In late September a 32-year-old woman was murdered by her 40-year-old former boyfriend. They had broken up a few days before he shot her in the back with a rifle. The murderer then went back to his house and shot himself.
Just last week, on October 1, a 78-year-old man suffocated his 75-year-old wife in Argolida’s Porto Heli district, in the Peloponnese. He then hanged himself inside the house. The police found his confession note, which stated that he had killed his wife because she was having terminal health issues.

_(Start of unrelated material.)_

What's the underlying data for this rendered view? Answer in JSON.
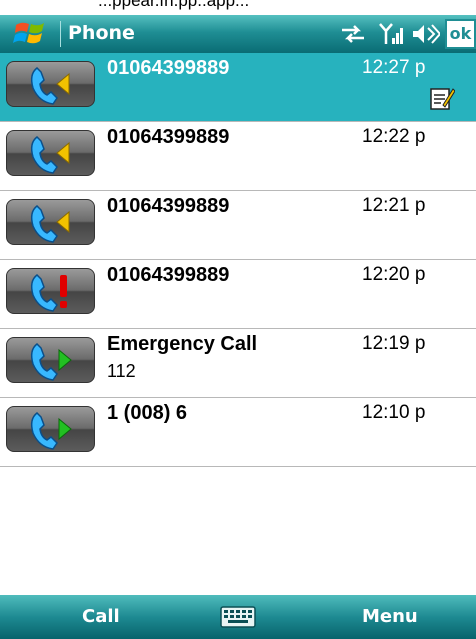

This series of brutal, disturbing crimes highlight the issue of domestic violence in abuse in the country. Another issue brought forth by these femicides is the inadequate police response to domestic abuse issues.
Why such a rise in femicides?
“We are a deeply sexist and patriarchal society,” says Anna Vougiouka, a social scientist and expert on matters of sex at “Diotima,” the Female Studies and Research Center. “Patriarchy means control, it means I won’t take ‘no’ for an answer,” she explains. She adds that if a woman decides to leave a patriarchal man, violence usually escalates.
Femicide is traditionally connected to the devaluation of women, which is a symptom of patriarchy, says Anna Lazou, an assistant professor of Philosophical Anthropology at Athens University. “Women being murdered for their sex are being murdered predominantly by male boyfriends of husbands,” she says.
Statistics show that domestic violence has been on the rise in Greece in recent years. In 2018 3,815 adult women were domestic violence victims. The number in 2019 rose to 4,171 women.
There were 13 femicides in 2018, eight in 2019 and ten in 2020. All of them were family or boyfriend related. Nine months into 2021 and the number of femicides is already at 12.
Dimitris Kioupis, an associate professor of Criminal Law and Procedure in the Athens Law university believes that it is about time that the term “femicide” was introduced to the Greek Penal Code.
“There are EU guidelines introduced into the Greek Penal system, but recent changes introduced by the government are distinguishing between murders committed in the heat of the moment and those committed in cold blood.”
“The new Penal Code allows for instances where a cold-blooded murderer can get 10 years in prison, instead of life imprisonment,” he says.
Either way, “femicide” has been introduced to the average Greek’s vocabulary. It is gradually being recognized as a growing “plague” of the Greek society. Whether or not it will be dealt with appropriately by the Greek institutions remains to be seen.